While Five Nights in Chattanooga was not the official first Riverbend, it did start people talking about how a festival like Riverbend could be used to attract large numbers of people to downtown and the venues it offered. The Nightfall series shares a similar origin.
The downtown area at the time was far from the vibrant place it is today, and people were looking for ideas to bring people back. While neither of those two events can lay full claim to the revitalization of downtown, they did and continue to play a big role.
When the first Bonnaroo Music & Arts Festival was announced in 2001, people around the country questioned the wisdom of hosting such an event on a working farm in Manchester, Tenn.
Seriously, why put on a festival with national and international-level talent on a 700-acre piece of land about halfway between Nashville and Chattanooga?
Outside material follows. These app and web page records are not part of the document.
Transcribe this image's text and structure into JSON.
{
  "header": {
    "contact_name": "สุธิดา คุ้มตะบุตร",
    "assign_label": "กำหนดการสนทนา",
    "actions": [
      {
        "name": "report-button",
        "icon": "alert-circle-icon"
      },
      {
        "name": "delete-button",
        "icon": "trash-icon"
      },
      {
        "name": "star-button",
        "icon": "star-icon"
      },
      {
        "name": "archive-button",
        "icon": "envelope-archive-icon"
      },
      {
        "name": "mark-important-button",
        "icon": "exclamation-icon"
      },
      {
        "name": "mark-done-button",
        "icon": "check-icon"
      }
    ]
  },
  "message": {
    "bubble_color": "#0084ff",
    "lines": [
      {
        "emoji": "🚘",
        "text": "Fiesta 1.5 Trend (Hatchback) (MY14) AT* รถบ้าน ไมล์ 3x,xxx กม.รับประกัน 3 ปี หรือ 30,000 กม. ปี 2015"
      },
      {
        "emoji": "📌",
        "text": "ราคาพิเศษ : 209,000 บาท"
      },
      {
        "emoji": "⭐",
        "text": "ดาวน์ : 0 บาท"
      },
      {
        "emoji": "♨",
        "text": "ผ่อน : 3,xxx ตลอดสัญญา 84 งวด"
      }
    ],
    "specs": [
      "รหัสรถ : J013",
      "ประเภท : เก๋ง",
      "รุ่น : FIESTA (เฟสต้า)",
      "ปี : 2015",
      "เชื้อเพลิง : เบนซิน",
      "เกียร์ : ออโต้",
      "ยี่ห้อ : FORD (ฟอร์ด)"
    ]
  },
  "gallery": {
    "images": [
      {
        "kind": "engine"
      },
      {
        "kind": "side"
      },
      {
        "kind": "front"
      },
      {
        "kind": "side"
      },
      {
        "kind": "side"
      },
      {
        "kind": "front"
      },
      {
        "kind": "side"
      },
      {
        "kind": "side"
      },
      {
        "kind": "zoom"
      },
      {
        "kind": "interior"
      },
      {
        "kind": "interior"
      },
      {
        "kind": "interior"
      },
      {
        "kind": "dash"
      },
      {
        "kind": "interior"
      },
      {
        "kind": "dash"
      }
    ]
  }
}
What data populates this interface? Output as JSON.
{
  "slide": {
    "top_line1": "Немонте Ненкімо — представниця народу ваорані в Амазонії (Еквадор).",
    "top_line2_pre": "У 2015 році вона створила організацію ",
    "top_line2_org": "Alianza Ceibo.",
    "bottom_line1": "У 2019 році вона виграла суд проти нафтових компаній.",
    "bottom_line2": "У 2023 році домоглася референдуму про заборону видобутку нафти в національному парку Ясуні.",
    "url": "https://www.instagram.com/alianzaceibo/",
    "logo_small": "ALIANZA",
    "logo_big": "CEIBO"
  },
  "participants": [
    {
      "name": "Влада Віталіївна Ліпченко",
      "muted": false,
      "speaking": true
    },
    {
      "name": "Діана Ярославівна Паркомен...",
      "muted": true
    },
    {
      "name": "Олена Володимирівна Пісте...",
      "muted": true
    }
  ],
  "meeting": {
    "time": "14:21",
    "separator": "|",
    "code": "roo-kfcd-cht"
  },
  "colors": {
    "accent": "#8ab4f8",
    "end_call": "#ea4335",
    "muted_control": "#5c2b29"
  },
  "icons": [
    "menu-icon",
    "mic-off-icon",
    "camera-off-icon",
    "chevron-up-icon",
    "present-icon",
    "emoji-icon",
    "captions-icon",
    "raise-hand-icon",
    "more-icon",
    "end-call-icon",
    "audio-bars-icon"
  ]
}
The property had no electricity, no water, no sewer system and no easy access.
As more details came out and people learned that Bonnaroo was going to be a four-day camping event dominated by jam bands, even more people questioned the wisdom of staging a "hippie-fest" in the middle of rural Tennessee.
Before Riverbend and Nightfall, to see live music here, you pretty much needed to see a show at the Tivoli or Memorial Auditorium or visit a local nightclub. Now, you can watch and listen in old warehouses, fast-food restaurants, on street corners, at art galleries, in churches and in people's living rooms.
Riverbend allows people to see around 100 acts over its now nine-day schedule. Bonnaroo does the same in four days, but it also has become more than a place to see a lot of bands. It has become a rite of passage for young people coming out of college and high school and for older folks who want to capture their missed Woodstock experience.
It has also opened people's minds to discovering new music and artists and to traveling to other festivals. I run into lots of local people who plan to attend Hangout in Gulf Shores, Ala., or Forecastle in Louisville, Ky. What's interesting is that people are shopping for not just the lineups, which are similar enough, but the Festivals' extras. Do you prefer tent camping in the VIP section on the farm to a hotel at the beach, or is the somewhat smaller size and urban setting of Forecastle more appealing?
The old image of trust-funders packing up the VW bus to follow the Grateful Dead for months on end has been replaced by empty-nesters loading up the RV for a weekend of festival fun.
Contact staff writer Barry Courter at email@example.com or 423-757-6354.
Barry Courter is staff reporter and columnist for the Times Free Press. He started his journalism career at the Chattanooga News-Free Press in 1987. He covers primarily entertainment and events for ChattanoogaNow, as well as feature stories for the Life section. Born in Lafayette, Ind., Barry has lived in Chattanooga since 1968. He graduated from Notre Dame High School and the University of Tennessee at Chattanooga with a degree in broadcast journalism. He previously was ...